LONDON -- Around the world Wednesday, many people saw in Barack Obama a man who looked more like them than any other U.S. president — and who offered a ray of hope during a time of global economic crisis.
"He comes from roots that have always been marginalized, and so have we," said Celina Gonzalez Rodriguez, 86, a housewife sitting in a park in Mexico City.
"So I'm hoping he will be friendlier toward us," she said.
For Tao Qingcai, a taxi driver half a world away in Beijing, Obama's achievement held up a mirror to his own country's shortcomings.
"It could reduce racial prejudice in the USA," Tao said. "But I cannot see a minority becoming leader of China. We don't have real democracy here."
Many of the conversations in Europe and Asia sounded a lot like those in the USA. "It's a good thing to show this can happen — especially to show kids that if they really work hard, they can get to the top, too," said Paul Aciuli, 33, an Australian living in London.

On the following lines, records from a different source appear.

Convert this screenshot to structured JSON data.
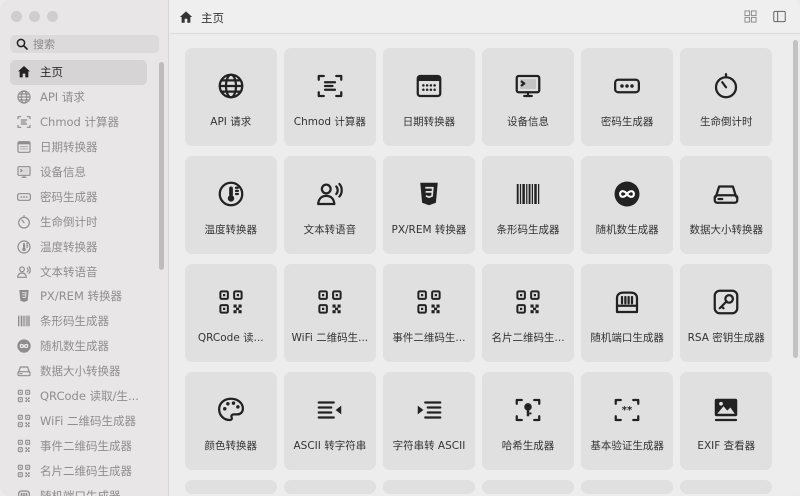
{
  "search": {
    "placeholder": "搜索"
  },
  "sidebar": {
    "items": [
      {
        "label": "主页",
        "icon": "home-icon",
        "active": true
      },
      {
        "label": "API 请求",
        "icon": "globe-icon"
      },
      {
        "label": "Chmod 计算器",
        "icon": "file-scan-icon"
      },
      {
        "label": "日期转换器",
        "icon": "calendar-icon"
      },
      {
        "label": "设备信息",
        "icon": "monitor-icon"
      },
      {
        "label": "密码生成器",
        "icon": "password-icon"
      },
      {
        "label": "生命倒计时",
        "icon": "timer-icon"
      },
      {
        "label": "温度转换器",
        "icon": "thermometer-icon"
      },
      {
        "label": "文本转语音",
        "icon": "speaker-person-icon"
      },
      {
        "label": "PX/REM 转换器",
        "icon": "css-icon"
      },
      {
        "label": "条形码生成器",
        "icon": "barcode-icon"
      },
      {
        "label": "随机数生成器",
        "icon": "infinity-icon"
      },
      {
        "label": "数据大小转换器",
        "icon": "disk-icon"
      },
      {
        "label": "QRCode 读取/生...",
        "icon": "qrcode-icon"
      },
      {
        "label": "WiFi 二维码生成器",
        "icon": "qrcode-icon"
      },
      {
        "label": "事件二维码生成器",
        "icon": "qrcode-icon"
      },
      {
        "label": "名片二维码生成器",
        "icon": "qrcode-icon"
      },
      {
        "label": "随机端口生成器",
        "icon": "port-icon"
      }
    ]
  },
  "header": {
    "title": "主页"
  },
  "cards": [
    {
      "label": "API 请求",
      "icon": "globe-icon"
    },
    {
      "label": "Chmod 计算器",
      "icon": "file-scan-icon"
    },
    {
      "label": "日期转换器",
      "icon": "calendar-icon"
    },
    {
      "label": "设备信息",
      "icon": "monitor-icon"
    },
    {
      "label": "密码生成器",
      "icon": "password-icon"
    },
    {
      "label": "生命倒计时",
      "icon": "timer-icon"
    },
    {
      "label": "温度转换器",
      "icon": "thermometer-icon"
    },
    {
      "label": "文本转语音",
      "icon": "speaker-person-icon"
    },
    {
      "label": "PX/REM 转换器",
      "icon": "css-icon"
    },
    {
      "label": "条形码生成器",
      "icon": "barcode-icon"
    },
    {
      "label": "随机数生成器",
      "icon": "infinity-icon"
    },
    {
      "label": "数据大小转换器",
      "icon": "disk-icon"
    },
    {
      "label": "QRCode 读...",
      "icon": "qrcode-icon"
    },
    {
      "label": "WiFi 二维码生...",
      "icon": "qrcode-icon"
    },
    {
      "label": "事件二维码生...",
      "icon": "qrcode-icon"
    },
    {
      "label": "名片二维码生...",
      "icon": "qrcode-icon"
    },
    {
      "label": "随机端口生成器",
      "icon": "port-icon"
    },
    {
      "label": "RSA 密钥生成器",
      "icon": "key-icon"
    },
    {
      "label": "颜色转换器",
      "icon": "palette-icon"
    },
    {
      "label": "ASCII 转字符串",
      "icon": "text-arrow-left-icon"
    },
    {
      "label": "字符串转 ASCII",
      "icon": "text-arrow-right-icon"
    },
    {
      "label": "哈希生成器",
      "icon": "hash-key-icon"
    },
    {
      "label": "基本验证生成器",
      "icon": "auth-icon"
    },
    {
      "label": "EXIF 查看器",
      "icon": "image-icon"
    }
  ]
}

Perhaps nowhere was the news greeted as enthusiastically as in Kenya, the birthplace of Obama's late father. His Kenyan relatives and others danced and partied all night, and the president declared a national holiday.
In the western village of Kogelo, a group of exuberant residents picked up the president-elect's half brother Malik and carried him through the village. "Unbelievable!" Malik Obama shouted, leading the family in chanting, "Obama's coming, make way!"

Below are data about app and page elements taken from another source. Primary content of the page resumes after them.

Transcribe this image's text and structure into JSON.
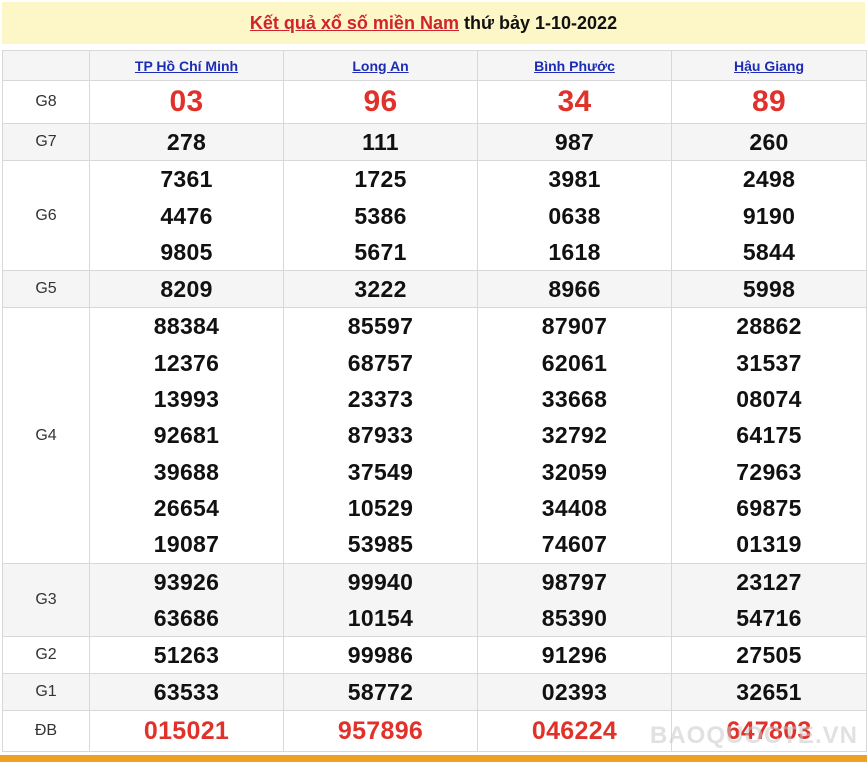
{
  "header": {
    "title_link": "Kết quả xổ số miền Nam",
    "title_rest": "thứ bảy 1-10-2022"
  },
  "provinces": [
    "TP Hồ Chí Minh",
    "Long An",
    "Bình Phước",
    "Hậu Giang"
  ],
  "prizes": [
    {
      "label": "G8",
      "results": [
        [
          "03"
        ],
        [
          "96"
        ],
        [
          "34"
        ],
        [
          "89"
        ]
      ]
    },
    {
      "label": "G7",
      "results": [
        [
          "278"
        ],
        [
          "111"
        ],
        [
          "987"
        ],
        [
          "260"
        ]
      ]
    },
    {
      "label": "G6",
      "results": [
        [
          "7361",
          "4476",
          "9805"
        ],
        [
          "1725",
          "5386",
          "5671"
        ],
        [
          "3981",
          "0638",
          "1618"
        ],
        [
          "2498",
          "9190",
          "5844"
        ]
      ]
    },
    {
      "label": "G5",
      "results": [
        [
          "8209"
        ],
        [
          "3222"
        ],
        [
          "8966"
        ],
        [
          "5998"
        ]
      ]
    },
    {
      "label": "G4",
      "results": [
        [
          "88384",
          "12376",
          "13993",
          "92681",
          "39688",
          "26654",
          "19087"
        ],
        [
          "85597",
          "68757",
          "23373",
          "87933",
          "37549",
          "10529",
          "53985"
        ],
        [
          "87907",
          "62061",
          "33668",
          "32792",
          "32059",
          "34408",
          "74607"
        ],
        [
          "28862",
          "31537",
          "08074",
          "64175",
          "72963",
          "69875",
          "01319"
        ]
      ]
    },
    {
      "label": "G3",
      "results": [
        [
          "93926",
          "63686"
        ],
        [
          "99940",
          "10154"
        ],
        [
          "98797",
          "85390"
        ],
        [
          "23127",
          "54716"
        ]
      ]
    },
    {
      "label": "G2",
      "results": [
        [
          "51263"
        ],
        [
          "99986"
        ],
        [
          "91296"
        ],
        [
          "27505"
        ]
      ]
    },
    {
      "label": "G1",
      "results": [
        [
          "63533"
        ],
        [
          "58772"
        ],
        [
          "02393"
        ],
        [
          "32651"
        ]
      ]
    },
    {
      "label": "ĐB",
      "results": [
        [
          "015021"
        ],
        [
          "957896"
        ],
        [
          "046224"
        ],
        [
          "647803"
        ]
      ]
    }
  ],
  "watermark": "BAOQUOCTE.VN",
  "colors": {
    "banner_bg": "#fdf6c6",
    "title_red": "#d0232a",
    "special_red": "#e0312a",
    "province_link": "#1d2cb6",
    "bottom_bar": "#f0a020"
  }
}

South Africa's first black president, Nelson Mandela, wrote in a congratulatory letter to Obama, "Your victory has demonstrated that no person anywhere in the world should not dare to dream of wanting to change the world for a better place."

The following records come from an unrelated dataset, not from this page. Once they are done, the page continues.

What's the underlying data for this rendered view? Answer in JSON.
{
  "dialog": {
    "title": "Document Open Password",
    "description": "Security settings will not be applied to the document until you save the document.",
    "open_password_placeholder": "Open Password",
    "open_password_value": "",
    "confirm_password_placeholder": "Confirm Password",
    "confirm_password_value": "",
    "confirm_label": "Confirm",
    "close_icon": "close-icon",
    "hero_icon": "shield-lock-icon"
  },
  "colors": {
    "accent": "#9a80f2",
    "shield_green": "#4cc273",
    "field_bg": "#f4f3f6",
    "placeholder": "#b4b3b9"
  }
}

Elsewhere, the celebration turned quickly to questions about how Obama would handle the financial crisis sweeping the globe.
Yasuhiko Mizutani, a Japanese owner of a toy factory in southern China, said he had "high expectations" that Obama could salvage the U.S. economy before it drags Asia into recession. "If something goes wrong with America, the Japanese economy will crash."
Others said they will watch closely to see how much U.S. foreign policy will change.
In Pakistan, college student Abid Ali said he expected Obama to show more sympathy toward Muslims and soften the Bush administration's approach to fighting terrorism. "Once again, Pakistani people have raised their hopes," he said.
In Russia, where ties with the United States have been strained since this summer's war with Georgia, President Dmitry Medvedev said he hoped Obama would "make a choice in favor of fully fledged reactions."
During his annual address to Parliament, Medvedev issued Obama a stern warning. He vowed to deploy missiles on Russia's western border if a U.S. anti-missile system is deployed in Poland and the Czech Republic as President Bush planned.
Regular antagonists of Washington took a break, if just for a day. Venezuelan President Hugo Chávez, who has called Bush a "donkey" and a "drunkard," welcomed "the historic election of a person of African origins."
Chávez even took some credit for Obama's win, attributing it in part to "the era of change that has been developing" in Venezuela.
Contributing: USA TODAY correspondents around the world, the Associated Press •Reaction at home, 1A